→ **Try it**
What you hand back must match the listing exactly.

→ **Dataset extract**
<<<<

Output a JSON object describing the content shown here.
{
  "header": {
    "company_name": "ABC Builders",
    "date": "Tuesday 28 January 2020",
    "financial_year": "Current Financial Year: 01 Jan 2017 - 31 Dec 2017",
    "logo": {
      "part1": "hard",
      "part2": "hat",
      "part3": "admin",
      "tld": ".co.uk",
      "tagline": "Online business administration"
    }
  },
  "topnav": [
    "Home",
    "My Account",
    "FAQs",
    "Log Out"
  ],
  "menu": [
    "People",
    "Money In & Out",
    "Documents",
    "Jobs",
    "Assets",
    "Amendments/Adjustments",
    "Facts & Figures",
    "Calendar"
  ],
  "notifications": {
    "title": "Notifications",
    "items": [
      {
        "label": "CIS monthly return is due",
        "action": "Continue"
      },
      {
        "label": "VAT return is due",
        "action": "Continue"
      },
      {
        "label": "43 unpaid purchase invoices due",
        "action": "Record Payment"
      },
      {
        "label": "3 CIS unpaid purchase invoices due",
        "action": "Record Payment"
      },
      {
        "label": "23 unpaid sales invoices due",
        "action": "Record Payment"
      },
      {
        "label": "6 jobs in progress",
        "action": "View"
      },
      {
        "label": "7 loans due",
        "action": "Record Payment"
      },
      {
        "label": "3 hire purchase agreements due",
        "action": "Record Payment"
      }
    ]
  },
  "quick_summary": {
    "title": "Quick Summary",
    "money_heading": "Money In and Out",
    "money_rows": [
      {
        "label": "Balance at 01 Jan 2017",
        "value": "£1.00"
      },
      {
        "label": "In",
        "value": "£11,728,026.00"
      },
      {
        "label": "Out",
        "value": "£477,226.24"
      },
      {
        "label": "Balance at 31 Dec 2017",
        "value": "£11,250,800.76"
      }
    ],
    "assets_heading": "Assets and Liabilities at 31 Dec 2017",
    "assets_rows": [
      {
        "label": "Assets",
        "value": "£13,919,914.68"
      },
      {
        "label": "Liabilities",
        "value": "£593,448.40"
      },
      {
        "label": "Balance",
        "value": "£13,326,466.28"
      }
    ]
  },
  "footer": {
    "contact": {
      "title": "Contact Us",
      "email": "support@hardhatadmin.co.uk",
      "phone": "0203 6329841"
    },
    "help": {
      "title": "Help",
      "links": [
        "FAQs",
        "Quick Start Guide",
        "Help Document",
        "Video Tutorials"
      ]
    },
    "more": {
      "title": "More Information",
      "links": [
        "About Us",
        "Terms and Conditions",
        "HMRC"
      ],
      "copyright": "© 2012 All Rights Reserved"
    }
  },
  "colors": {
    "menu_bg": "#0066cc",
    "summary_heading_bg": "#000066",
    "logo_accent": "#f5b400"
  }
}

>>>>

→ **Answer to the problem**
Output a JSON object describing the content shown here.
{
  "header": {
    "company_name": "ABC Builders",
    "date": "Tuesday 28 January 2020",
    "financial_year": "Current Financial Year: 01 Jan 2017 - 31 Dec 2017",
    "logo": {
      "part1": "hard",
      "part2": "hat",
      "part3": "admin",
      "tld": ".co.uk",
      "tagline": "Online business administration"
    }
  },
  "topnav": [
    "Home",
    "My Account",
    "FAQs",
    "Log Out"
  ],
  "menu": [
    "People",
    "Money In & Out",
    "Documents",
    "Jobs",
    "Assets",
    "Amendments/Adjustments",
    "Facts & Figures",
    "Calendar"
  ],
  "notifications": {
    "title": "Notifications",
    "items": [
      {
        "label": "CIS monthly return is due",
        "action": "Continue"
      },
      {
        "label": "VAT return is due",
        "action": "Continue"
      },
      {
        "label": "43 unpaid purchase invoices due",
        "action": "Record Payment"
      },
      {
        "label": "3 CIS unpaid purchase invoices due",
        "action": "Record Payment"
      },
      {
        "label": "23 unpaid sales invoices due",
        "action": "Record Payment"
      },
      {
        "label": "6 jobs in progress",
        "action": "View"
      },
      {
        "label": "7 loans due",
        "action": "Record Payment"
      },
      {
        "label": "3 hire purchase agreements due",
        "action": "Record Payment"
      }
    ]
  },
  "quick_summary": {
    "title": "Quick Summary",
    "money_heading": "Money In and Out",
    "money_rows": [
      {
        "label": "Balance at 01 Jan 2017",
        "value": "£1.00"
      },
      {
        "label": "In",
        "value": "£11,728,026.00"
      },
      {
        "label": "Out",
        "value": "£477,226.24"
      },
      {
        "label": "Balance at 31 Dec 2017",
        "value": "£11,250,800.76"
      }
    ],
    "assets_heading": "Assets and Liabilities at 31 Dec 2017",
    "assets_rows": [
      {
        "label": "Assets",
        "value": "£13,919,914.68"
      },
      {
        "label": "Liabilities",
        "value": "£593,448.40"
      },
      {
        "label": "Balance",
        "value": "£13,326,466.28"
      }
    ]
  },
  "footer": {
    "contact": {
      "title": "Contact Us",
      "email": "support@hardhatadmin.co.uk",
      "phone": "0203 6329841"
    },
    "help": {
      "title": "Help",
      "links": [
        "FAQs",
        "Quick Start Guide",
        "Help Document",
        "Video Tutorials"
      ]
    },
    "more": {
      "title": "More Information",
      "links": [
        "About Us",
        "Terms and Conditions",
        "HMRC"
      ],
      "copyright": "© 2012 All Rights Reserved"
    }
  },
  "colors": {
    "menu_bg": "#0066cc",
    "summary_heading_bg": "#000066",
    "logo_accent": "#f5b400"
  }
}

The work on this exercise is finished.